Report every line in the records below that holds the word "icon".

Material supplied:
-------

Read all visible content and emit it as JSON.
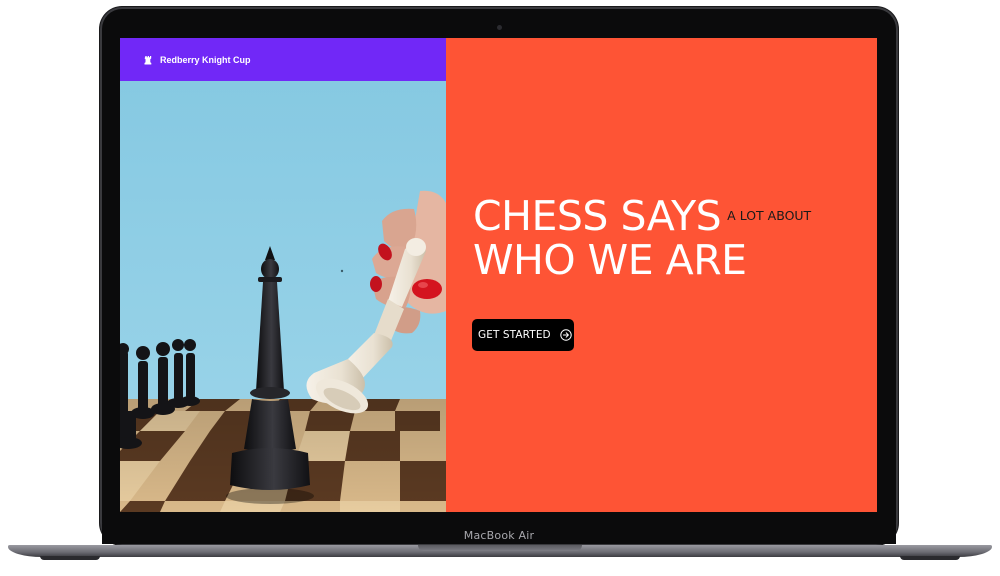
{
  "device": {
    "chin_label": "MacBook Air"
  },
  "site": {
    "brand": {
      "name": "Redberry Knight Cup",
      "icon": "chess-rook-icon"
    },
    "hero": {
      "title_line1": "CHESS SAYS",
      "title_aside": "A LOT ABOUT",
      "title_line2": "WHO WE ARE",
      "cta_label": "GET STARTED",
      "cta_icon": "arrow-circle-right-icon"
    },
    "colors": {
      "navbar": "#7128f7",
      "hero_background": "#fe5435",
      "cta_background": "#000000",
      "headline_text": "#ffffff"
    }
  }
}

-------

Your response:
      "icon": "chess-rook-icon"
      "cta_icon": "arrow-circle-right-icon"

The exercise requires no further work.